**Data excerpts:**
============================================================

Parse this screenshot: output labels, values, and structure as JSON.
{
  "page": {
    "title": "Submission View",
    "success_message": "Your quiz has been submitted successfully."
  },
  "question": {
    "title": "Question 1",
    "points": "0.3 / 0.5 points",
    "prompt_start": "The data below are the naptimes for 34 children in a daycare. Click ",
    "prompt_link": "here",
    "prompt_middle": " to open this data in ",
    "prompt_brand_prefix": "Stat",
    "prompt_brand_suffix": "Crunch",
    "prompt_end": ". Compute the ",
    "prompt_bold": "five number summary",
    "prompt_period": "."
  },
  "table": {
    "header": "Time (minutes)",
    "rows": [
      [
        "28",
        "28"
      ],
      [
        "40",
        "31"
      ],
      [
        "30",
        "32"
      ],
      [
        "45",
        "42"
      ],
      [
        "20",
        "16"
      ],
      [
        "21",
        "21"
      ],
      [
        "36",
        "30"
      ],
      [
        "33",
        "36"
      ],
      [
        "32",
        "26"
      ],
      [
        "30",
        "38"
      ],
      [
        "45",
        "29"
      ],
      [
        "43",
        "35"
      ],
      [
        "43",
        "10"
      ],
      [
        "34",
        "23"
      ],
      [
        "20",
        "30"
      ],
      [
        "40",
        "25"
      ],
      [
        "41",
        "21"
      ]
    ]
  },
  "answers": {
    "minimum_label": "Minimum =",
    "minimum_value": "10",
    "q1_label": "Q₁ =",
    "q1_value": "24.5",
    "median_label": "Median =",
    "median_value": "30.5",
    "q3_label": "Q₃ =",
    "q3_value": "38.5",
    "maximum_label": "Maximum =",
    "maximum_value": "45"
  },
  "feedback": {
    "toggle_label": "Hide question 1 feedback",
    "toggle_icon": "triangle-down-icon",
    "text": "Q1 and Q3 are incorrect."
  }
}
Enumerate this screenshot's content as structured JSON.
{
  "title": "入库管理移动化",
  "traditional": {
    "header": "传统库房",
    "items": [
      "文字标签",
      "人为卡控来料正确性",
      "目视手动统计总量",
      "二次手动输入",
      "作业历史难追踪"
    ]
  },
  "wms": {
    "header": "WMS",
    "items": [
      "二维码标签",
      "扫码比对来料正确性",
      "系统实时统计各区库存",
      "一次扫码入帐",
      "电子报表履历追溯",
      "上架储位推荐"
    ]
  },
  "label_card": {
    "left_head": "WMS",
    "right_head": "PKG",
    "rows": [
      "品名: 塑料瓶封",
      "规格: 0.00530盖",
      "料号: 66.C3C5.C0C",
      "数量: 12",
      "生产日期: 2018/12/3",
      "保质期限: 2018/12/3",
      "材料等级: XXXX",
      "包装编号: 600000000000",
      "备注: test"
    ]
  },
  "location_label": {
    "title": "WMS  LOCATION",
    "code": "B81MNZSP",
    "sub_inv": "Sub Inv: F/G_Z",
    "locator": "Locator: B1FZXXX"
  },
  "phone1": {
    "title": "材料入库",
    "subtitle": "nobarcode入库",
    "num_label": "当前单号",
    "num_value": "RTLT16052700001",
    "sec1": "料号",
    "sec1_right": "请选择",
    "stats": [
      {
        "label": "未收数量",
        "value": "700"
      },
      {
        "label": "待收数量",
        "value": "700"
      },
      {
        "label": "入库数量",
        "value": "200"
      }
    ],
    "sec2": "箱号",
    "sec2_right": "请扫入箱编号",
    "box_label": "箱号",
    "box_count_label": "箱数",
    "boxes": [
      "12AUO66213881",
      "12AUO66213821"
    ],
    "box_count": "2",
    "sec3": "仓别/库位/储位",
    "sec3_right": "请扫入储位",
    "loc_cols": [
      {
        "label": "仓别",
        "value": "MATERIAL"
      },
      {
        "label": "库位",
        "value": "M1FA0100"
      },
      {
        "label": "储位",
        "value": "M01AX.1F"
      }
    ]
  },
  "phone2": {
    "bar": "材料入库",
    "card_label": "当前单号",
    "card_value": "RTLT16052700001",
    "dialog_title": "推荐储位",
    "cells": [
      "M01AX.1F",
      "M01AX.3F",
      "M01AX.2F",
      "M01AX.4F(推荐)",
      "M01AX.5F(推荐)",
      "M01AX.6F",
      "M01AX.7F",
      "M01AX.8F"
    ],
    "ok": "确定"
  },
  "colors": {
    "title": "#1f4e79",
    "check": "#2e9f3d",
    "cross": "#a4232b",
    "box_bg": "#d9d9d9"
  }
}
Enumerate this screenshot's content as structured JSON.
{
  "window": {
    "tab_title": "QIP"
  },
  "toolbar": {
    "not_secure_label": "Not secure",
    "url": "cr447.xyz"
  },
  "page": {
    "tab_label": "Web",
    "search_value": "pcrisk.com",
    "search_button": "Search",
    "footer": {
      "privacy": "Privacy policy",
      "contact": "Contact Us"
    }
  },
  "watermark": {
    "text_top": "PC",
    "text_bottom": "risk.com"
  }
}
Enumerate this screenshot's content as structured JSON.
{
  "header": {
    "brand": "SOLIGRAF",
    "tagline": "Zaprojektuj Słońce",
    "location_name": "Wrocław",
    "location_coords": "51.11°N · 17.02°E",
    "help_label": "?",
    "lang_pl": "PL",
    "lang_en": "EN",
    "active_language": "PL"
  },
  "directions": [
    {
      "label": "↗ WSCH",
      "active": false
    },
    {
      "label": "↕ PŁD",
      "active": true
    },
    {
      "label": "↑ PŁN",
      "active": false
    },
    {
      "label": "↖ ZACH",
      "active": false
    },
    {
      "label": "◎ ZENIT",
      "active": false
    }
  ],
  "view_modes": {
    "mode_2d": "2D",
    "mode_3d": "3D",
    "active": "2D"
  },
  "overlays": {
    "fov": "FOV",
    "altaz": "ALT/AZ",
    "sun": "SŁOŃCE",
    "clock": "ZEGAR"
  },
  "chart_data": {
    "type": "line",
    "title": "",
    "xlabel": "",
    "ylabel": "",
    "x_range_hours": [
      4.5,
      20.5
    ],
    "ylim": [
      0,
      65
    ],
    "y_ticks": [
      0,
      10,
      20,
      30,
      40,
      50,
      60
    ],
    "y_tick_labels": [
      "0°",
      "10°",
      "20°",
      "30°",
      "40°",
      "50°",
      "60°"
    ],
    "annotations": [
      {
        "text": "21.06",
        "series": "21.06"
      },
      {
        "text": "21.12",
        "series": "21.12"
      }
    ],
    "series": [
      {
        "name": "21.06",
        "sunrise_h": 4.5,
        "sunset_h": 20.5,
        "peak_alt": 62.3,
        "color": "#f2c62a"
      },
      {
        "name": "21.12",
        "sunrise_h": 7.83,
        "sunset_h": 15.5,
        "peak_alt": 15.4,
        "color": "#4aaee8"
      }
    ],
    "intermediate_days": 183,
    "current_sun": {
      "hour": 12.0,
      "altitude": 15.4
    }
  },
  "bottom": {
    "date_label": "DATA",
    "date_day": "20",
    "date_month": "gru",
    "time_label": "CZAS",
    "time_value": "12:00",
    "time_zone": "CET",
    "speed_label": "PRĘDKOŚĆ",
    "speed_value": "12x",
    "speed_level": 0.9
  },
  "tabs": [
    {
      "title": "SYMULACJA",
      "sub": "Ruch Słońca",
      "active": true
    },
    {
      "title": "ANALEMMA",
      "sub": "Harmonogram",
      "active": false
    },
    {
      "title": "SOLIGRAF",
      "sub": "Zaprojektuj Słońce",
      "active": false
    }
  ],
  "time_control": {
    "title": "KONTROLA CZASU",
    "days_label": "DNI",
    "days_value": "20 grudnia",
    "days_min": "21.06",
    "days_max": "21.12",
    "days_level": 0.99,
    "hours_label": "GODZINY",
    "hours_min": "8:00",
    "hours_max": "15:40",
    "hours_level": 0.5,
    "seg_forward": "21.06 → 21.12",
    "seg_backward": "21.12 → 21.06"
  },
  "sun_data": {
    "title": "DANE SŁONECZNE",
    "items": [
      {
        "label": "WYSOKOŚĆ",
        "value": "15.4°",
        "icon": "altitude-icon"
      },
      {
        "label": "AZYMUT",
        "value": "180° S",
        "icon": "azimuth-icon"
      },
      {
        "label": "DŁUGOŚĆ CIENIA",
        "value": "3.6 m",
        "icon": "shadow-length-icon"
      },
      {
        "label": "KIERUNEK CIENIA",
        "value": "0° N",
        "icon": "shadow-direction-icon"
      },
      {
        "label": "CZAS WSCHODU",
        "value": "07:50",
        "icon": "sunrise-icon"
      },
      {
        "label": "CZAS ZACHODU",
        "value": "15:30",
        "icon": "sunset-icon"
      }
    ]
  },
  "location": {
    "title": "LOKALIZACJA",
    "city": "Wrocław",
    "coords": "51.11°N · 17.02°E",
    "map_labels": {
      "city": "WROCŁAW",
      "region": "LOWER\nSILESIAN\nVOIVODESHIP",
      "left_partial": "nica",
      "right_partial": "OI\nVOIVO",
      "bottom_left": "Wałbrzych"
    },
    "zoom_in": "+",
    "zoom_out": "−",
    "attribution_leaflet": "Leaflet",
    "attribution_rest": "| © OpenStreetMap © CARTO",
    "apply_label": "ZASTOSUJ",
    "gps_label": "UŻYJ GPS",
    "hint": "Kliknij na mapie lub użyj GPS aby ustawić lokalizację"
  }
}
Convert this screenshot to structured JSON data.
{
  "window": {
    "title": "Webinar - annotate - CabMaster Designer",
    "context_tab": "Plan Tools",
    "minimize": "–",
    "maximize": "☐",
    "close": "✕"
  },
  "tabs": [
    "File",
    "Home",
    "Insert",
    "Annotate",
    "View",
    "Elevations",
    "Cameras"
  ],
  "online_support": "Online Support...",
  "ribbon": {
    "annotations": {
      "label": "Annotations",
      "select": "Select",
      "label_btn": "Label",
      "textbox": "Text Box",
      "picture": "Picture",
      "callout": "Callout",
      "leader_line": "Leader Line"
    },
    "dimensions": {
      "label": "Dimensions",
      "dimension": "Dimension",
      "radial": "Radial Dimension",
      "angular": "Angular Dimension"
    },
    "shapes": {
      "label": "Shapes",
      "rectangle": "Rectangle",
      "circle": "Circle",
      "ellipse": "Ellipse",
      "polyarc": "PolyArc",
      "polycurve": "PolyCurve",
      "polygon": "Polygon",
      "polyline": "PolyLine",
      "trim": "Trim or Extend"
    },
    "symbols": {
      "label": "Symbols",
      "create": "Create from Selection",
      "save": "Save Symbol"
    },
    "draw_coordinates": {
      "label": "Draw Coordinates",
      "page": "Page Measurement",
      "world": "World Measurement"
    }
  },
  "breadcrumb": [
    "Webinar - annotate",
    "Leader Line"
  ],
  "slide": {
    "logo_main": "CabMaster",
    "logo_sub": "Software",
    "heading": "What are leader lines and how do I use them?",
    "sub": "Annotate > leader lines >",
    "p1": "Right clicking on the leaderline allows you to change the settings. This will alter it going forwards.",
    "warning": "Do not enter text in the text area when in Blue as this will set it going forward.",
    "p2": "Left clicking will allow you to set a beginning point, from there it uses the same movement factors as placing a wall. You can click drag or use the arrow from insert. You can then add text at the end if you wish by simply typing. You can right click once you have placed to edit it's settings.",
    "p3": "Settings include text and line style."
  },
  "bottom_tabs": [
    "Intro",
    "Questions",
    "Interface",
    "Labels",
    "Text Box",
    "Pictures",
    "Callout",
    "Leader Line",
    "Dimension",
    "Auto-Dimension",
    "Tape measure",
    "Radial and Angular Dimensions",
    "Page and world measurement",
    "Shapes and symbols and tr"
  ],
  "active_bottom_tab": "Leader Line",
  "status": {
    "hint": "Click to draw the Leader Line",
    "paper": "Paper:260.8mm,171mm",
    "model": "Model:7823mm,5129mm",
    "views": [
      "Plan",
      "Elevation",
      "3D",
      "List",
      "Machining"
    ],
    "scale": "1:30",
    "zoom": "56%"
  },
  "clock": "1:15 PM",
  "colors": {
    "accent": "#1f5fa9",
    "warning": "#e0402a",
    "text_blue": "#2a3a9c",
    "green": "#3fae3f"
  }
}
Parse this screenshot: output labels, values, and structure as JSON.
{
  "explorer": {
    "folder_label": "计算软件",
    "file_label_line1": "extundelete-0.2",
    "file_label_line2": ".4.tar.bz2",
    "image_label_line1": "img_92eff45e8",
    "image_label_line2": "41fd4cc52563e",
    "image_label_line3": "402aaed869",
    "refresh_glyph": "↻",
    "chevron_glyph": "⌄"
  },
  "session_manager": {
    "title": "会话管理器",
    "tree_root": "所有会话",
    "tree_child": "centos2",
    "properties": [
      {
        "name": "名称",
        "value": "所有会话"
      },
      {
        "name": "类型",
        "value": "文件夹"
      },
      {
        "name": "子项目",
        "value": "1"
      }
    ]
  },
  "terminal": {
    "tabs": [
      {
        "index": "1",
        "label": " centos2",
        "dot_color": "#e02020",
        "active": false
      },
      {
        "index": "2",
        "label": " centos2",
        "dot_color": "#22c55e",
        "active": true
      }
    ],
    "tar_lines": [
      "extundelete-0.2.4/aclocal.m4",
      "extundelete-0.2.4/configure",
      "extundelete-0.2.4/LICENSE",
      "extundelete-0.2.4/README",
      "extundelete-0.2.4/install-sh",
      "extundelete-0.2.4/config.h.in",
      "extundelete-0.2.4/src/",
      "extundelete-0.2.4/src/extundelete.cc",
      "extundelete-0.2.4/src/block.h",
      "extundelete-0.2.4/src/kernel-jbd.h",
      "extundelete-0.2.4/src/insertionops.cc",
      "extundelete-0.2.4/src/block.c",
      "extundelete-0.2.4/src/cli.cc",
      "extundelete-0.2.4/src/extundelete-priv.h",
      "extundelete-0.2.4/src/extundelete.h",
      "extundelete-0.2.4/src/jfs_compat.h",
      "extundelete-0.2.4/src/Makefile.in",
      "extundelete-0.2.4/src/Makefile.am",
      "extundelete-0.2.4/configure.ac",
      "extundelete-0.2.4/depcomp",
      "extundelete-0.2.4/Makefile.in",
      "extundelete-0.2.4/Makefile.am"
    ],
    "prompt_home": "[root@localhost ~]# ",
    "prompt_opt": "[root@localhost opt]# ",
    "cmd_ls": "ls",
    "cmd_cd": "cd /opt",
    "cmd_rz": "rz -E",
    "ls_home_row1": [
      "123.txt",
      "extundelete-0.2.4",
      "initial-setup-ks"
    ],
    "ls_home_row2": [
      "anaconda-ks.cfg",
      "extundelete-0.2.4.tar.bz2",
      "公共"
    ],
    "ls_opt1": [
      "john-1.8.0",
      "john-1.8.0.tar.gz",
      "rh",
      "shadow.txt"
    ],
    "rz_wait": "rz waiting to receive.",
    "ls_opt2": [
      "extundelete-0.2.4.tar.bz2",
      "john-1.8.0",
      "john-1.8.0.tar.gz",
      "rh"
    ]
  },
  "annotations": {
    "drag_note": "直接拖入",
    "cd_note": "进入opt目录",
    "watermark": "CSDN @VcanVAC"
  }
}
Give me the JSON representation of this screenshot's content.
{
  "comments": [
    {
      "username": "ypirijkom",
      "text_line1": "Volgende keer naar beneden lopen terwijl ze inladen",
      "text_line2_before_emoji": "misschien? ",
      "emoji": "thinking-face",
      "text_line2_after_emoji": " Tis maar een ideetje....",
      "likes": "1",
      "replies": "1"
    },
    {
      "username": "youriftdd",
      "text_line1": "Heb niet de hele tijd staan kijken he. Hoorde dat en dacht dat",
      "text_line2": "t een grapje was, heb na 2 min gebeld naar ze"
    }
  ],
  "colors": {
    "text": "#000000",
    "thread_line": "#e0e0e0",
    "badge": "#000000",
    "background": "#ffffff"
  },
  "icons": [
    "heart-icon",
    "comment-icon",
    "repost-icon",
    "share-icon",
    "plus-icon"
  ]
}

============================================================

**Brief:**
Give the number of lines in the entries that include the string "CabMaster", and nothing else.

**Answer space:**
2